         Sunflower Diversified Services representatives recently met with the people making decisions about how programs for people with disabilities will be provided.

          Fourteen Sunflower clients and three staff members traveled to Topeka for Push Day at the State Capitol. InterHab, the statewide agency that speaks for people with developmental disabilities and delays, sponsored the annual event.

          “This is a great time to come face-to-face with legislators and talk about the future of services for individuals and families,” said Amanda Urban, Sunflower training/advocacy coordinator. “Lawmakers get a chance to meet real people who are directly affected by their votes.

          “This is an experience you don’t forget,” Urban continued. “There were more than 100 people gathered for a common purpose – to talk about the needs of vulnerable people who need a helping hand.”

          People with disabilities advocated for themselves at a microphone in front of the crowd, Urban noted.

          “They talked about how important staff members are in their lives,” Urban said. “They said action must be taken to help the 3,500 Kansans who remain on a waiting list for vital services. It was an amazing experience.

          “There was a Wichita legislator who said he was on his way to vote on issues,” she continued. “He and other lawmakers sent us the same message: ‘we have your back.’”

          In addition to the benefits to clients and decision-makers, Push Day allows staff members to come away with enhanced knowledge and new ideas.
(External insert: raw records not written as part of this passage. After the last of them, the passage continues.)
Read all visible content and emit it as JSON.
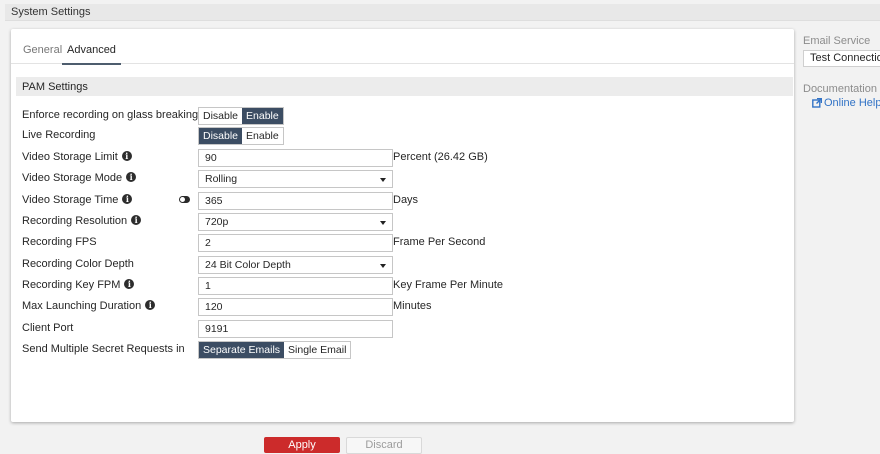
{
  "header": {
    "title": "System Settings"
  },
  "tabs": [
    {
      "label": "General",
      "active": false
    },
    {
      "label": "Advanced",
      "active": true
    }
  ],
  "section": {
    "title": "PAM Settings"
  },
  "rows": {
    "glass_breaking": {
      "label": "Enforce recording on glass breaking",
      "options": [
        "Disable",
        "Enable"
      ],
      "selected": "Enable"
    },
    "live_recording": {
      "label": "Live Recording",
      "options": [
        "Disable",
        "Enable"
      ],
      "selected": "Disable"
    },
    "storage_limit": {
      "label": "Video Storage Limit",
      "value": "90",
      "suffix": "Percent (26.42 GB)"
    },
    "storage_mode": {
      "label": "Video Storage Mode",
      "value": "Rolling"
    },
    "storage_time": {
      "label": "Video Storage Time",
      "value": "365",
      "suffix": "Days"
    },
    "resolution": {
      "label": "Recording Resolution",
      "value": "720p"
    },
    "fps": {
      "label": "Recording FPS",
      "value": "2",
      "suffix": "Frame Per Second"
    },
    "color_depth": {
      "label": "Recording Color Depth",
      "value": "24 Bit Color Depth"
    },
    "key_fpm": {
      "label": "Recording Key FPM",
      "value": "1",
      "suffix": "Key Frame Per Minute"
    },
    "max_launch": {
      "label": "Max Launching Duration",
      "value": "120",
      "suffix": "Minutes"
    },
    "client_port": {
      "label": "Client Port",
      "value": "9191"
    },
    "secret_requests": {
      "label": "Send Multiple Secret Requests in",
      "options": [
        "Separate Emails",
        "Single Email"
      ],
      "selected": "Separate Emails"
    }
  },
  "actions": {
    "apply": "Apply",
    "discard": "Discard"
  },
  "sidebar": {
    "email_service_title": "Email Service",
    "test_connection": "Test Connection",
    "documentation_title": "Documentation",
    "online_help": "Online Help"
  },
  "colors": {
    "accent_dark": "#3c4d63",
    "apply_red": "#cc2b2b",
    "link_blue": "#3273c6"
  },
  "icons": [
    "info-icon",
    "toggle-icon",
    "dropdown-caret-icon",
    "external-link-icon"
  ]
}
A relatively new Sunflower staff member made the trip this year for the first time and was impressed, Urban said.

          “He learned from people with disabilities from all across Kansas,” Urban explained. “It allowed him to think more about governmental issues that directly affect how we do our jobs every day.”

          Sunflower serves infants, toddlers and adults in Barton, Pawnee, Rice, Rush and Stafford counties. The non-profit agency is celebrating its 50thanniversary this year.